I therefore do not agree with Sinan that “Turkey’s Iran diplomacy has opened a rift between Ankara and its Western partners.” It is true that our Security Council vote took some by surprise but we have been able to explain our reasons to the satisfaction of our partners. Another point on which I do not agree with him is his assessment that the “dream of EU membership has dissolved so thoroughly that it no longer anchors Turkish foreign and domestic policy”.

It is of course true that Turkey’s relationship with the European Union is going through a very difficult patch. More than five years after the negotiations started only thirteen chapters have been opened and only one has been provisionally closed. Some eighteen chapters are blocked for political reasons that are not directly relevant to the individual chapters concerned.

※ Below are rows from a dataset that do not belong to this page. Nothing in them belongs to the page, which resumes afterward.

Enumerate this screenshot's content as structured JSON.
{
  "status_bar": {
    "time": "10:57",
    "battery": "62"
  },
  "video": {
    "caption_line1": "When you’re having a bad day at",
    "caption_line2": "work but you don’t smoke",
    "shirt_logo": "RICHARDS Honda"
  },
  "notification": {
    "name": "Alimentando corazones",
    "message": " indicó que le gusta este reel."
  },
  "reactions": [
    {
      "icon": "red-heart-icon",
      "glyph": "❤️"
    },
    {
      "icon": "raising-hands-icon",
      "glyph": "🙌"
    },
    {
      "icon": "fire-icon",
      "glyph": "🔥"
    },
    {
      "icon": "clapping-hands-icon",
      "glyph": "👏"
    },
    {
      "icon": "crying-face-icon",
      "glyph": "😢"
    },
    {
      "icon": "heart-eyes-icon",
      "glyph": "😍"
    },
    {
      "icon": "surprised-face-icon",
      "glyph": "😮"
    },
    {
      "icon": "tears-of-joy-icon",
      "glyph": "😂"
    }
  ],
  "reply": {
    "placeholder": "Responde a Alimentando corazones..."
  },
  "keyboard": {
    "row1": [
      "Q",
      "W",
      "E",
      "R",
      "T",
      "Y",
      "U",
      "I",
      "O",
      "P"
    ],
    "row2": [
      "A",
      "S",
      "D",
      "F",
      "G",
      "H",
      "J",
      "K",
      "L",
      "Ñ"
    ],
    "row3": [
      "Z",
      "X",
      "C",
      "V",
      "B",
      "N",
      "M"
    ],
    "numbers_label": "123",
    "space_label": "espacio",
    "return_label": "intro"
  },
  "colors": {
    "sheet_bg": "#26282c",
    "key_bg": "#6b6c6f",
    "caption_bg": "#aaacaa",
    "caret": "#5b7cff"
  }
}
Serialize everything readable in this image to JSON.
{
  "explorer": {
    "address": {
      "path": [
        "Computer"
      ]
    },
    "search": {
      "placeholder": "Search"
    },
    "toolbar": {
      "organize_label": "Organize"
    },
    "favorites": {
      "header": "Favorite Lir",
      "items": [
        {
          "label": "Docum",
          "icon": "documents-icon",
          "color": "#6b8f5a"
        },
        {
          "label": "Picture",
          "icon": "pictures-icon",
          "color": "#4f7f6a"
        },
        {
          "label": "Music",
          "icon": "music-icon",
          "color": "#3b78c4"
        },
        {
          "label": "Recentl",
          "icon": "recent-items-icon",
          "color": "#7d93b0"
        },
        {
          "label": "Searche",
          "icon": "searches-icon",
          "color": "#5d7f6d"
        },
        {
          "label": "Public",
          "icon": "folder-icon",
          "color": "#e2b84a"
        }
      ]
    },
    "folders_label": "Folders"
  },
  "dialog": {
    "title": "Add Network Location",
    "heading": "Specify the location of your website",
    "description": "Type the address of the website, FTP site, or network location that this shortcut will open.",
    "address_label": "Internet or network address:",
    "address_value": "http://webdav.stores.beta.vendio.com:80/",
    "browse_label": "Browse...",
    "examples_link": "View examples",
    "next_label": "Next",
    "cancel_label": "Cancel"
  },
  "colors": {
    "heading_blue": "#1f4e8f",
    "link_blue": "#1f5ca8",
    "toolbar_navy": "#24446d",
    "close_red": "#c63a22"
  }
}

As a result, there is a growing feeling of frustration and despondency in Turkey and as Sinan rightly points out public support in Turkey for membership is shrinking rapidly.

However, one should not jump to conclusions. The government has certainly not given up the goal of membership. Work continues to be done though far from the limelight on aligning Turkey’s legislation and practice with those of the EU. EU standards play an increasing role in everyday life, in all sorts of areas ranging from advertising for medical services to food security.

What is more, past experience has shown that situations such as the one that we find ourselves in can be reversed very quickly. Unfortunately, there is clearly a difference of opinion within the EU as to the finality of Turkey’s relationship with Europe and in particular whether it should lead to accession. This is of course very disappointing because accession has been the eventual objective of Turkey’s relationship with the EU ever since this relationship was first established in our Association Agreement of 1963. Commitments to that effect have repeatedly been made in the intervening period, most recently when the decision to start accession negotiations was taken by the EU in 2004. It is therefore sad to see these commitments set aside by some member states with a dismissive gesture, if I may put it this way. However, when Prime Minister Erdoğan has recently –as Sinan puts it- “called on the EU to clearly determine its stance on Turkey”, there was no authorised and unanimous response. Instead, the Foreign Ministers of four EU countries (Sweden, UK, Finland, Italy) published an article in the “International Herald Tribune” supporting Turkey’s accession in heart-warming tones while other countries have continued to express scepticism at all levels. This shows that on this subject too there is no definitive position in the EU.

Consequently, I do not think that the final word has been said about this subject and that it is certainly too soon to draw the type of conclusion that Sinan does. In any case, and as I have tried to explain, there is still a very important convergence of interests and objectives between Turkey and the EU in relation to the problems that beset our region. In many ways, our approaches to the Middle East problem, to the invasion of Iraq and its sequels and other such issues are closer to those of the EU than to those of the US.

I will stop here in order to allow for an interactive discussion. However, before giving up the floor, I should once again commend Sinan for his work and warmly encourage those of you who have not yet read his paper to do so.